▶ _Records to use_:
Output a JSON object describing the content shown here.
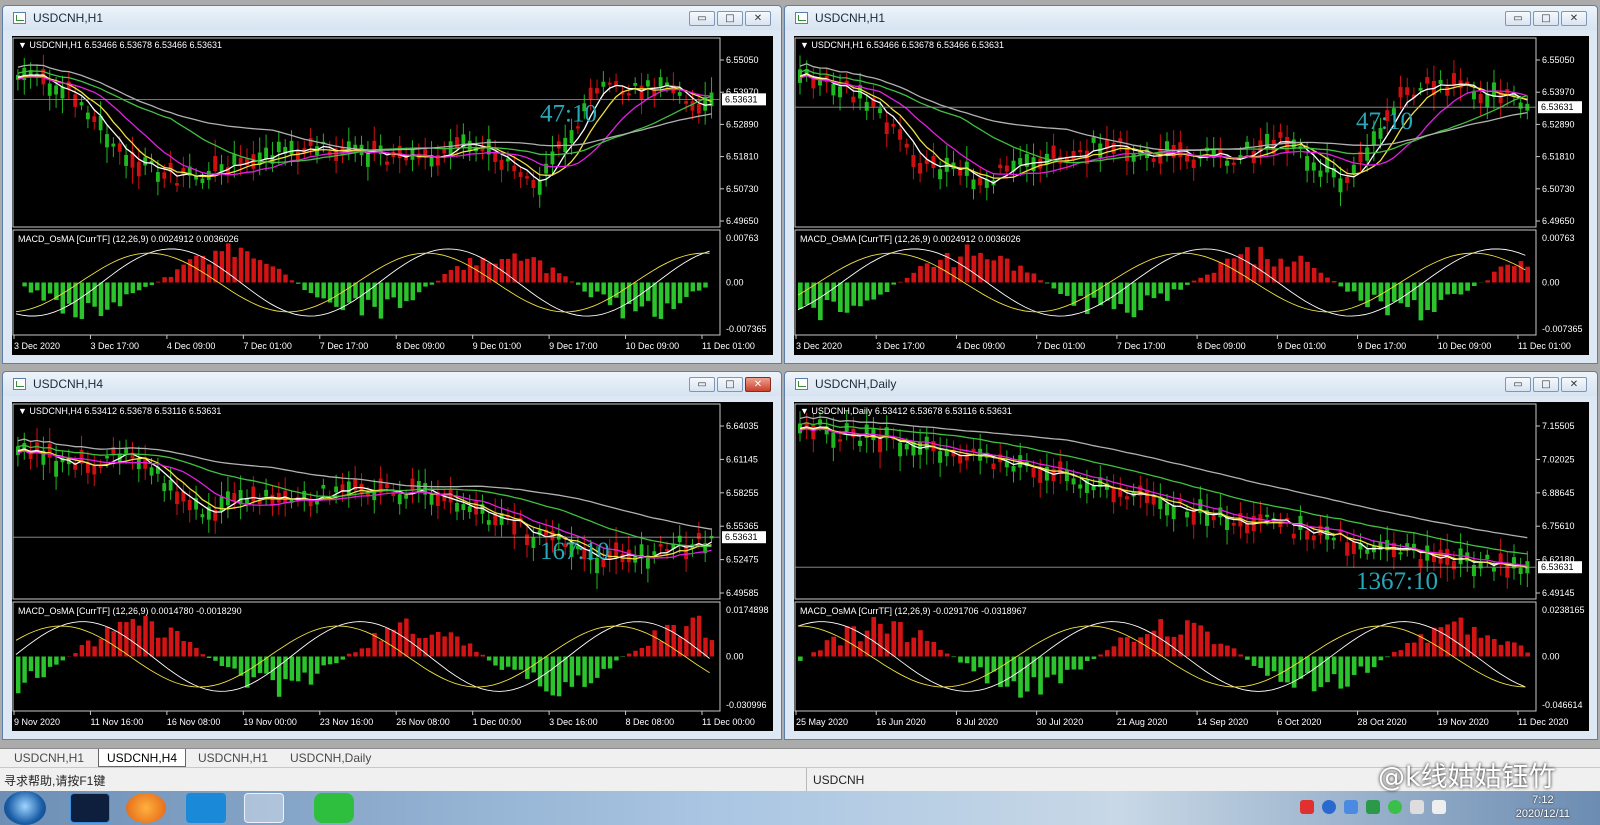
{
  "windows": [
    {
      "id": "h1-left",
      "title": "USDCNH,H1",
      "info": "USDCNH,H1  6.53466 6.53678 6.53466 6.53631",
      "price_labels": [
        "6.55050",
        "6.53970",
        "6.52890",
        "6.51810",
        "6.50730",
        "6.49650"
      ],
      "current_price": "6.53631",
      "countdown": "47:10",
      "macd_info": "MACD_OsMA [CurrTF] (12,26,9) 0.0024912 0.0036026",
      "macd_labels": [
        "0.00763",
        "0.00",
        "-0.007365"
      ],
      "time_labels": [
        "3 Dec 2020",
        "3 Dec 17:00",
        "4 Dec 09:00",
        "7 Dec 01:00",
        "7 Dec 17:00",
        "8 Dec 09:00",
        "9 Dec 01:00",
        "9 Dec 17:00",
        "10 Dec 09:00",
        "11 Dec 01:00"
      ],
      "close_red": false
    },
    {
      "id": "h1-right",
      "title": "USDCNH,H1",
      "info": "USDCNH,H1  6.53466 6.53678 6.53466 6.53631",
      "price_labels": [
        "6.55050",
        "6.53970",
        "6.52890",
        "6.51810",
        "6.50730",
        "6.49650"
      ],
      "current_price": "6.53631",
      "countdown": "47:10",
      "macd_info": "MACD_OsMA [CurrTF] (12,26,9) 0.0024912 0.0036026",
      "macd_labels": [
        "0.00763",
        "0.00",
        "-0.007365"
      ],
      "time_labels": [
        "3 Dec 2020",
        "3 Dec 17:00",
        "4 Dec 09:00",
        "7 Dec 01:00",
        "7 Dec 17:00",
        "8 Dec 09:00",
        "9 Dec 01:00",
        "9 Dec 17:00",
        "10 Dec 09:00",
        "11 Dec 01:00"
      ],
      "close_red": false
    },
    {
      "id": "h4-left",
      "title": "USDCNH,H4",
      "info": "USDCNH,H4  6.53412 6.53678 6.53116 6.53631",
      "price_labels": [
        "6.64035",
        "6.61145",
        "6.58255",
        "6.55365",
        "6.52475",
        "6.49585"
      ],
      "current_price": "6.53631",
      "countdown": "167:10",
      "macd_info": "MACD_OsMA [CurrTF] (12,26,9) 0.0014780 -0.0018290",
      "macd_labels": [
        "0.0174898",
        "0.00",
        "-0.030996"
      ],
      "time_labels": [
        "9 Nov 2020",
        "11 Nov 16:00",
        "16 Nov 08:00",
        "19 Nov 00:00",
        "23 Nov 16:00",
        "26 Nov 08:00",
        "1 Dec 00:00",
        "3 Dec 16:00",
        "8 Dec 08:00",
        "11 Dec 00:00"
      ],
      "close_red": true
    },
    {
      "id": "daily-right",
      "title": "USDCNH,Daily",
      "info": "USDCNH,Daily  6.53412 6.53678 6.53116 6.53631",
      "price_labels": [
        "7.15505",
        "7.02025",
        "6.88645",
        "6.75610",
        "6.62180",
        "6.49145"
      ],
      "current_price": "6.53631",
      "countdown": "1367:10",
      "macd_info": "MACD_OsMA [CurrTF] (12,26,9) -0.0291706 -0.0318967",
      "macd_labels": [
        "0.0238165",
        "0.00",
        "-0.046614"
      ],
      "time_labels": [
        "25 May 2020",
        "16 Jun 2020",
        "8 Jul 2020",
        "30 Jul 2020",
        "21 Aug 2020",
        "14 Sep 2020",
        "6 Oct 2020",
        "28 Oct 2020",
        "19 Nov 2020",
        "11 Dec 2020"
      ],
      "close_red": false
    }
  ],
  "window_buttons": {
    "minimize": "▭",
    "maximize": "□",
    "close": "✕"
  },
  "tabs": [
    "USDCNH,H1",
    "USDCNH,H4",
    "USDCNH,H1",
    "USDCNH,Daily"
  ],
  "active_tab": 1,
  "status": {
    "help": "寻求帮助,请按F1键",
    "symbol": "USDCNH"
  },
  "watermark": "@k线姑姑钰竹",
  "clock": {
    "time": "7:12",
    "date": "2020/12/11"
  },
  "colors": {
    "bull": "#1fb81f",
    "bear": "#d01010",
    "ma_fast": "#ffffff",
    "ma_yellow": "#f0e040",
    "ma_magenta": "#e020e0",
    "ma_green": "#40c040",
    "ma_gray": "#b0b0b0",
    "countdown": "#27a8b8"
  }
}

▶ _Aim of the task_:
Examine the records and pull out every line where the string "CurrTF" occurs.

▶ _Result of this task_:
      "macd_info": "MACD_OsMA [CurrTF] (12,26,9) 0.0024912 0.0036026",
      "macd_info": "MACD_OsMA [CurrTF] (12,26,9) 0.0024912 0.0036026",
      "macd_info": "MACD_OsMA [CurrTF] (12,26,9) 0.0014780 -0.0018290",
      "macd_info": "MACD_OsMA [CurrTF] (12,26,9) -0.0291706 -0.0318967",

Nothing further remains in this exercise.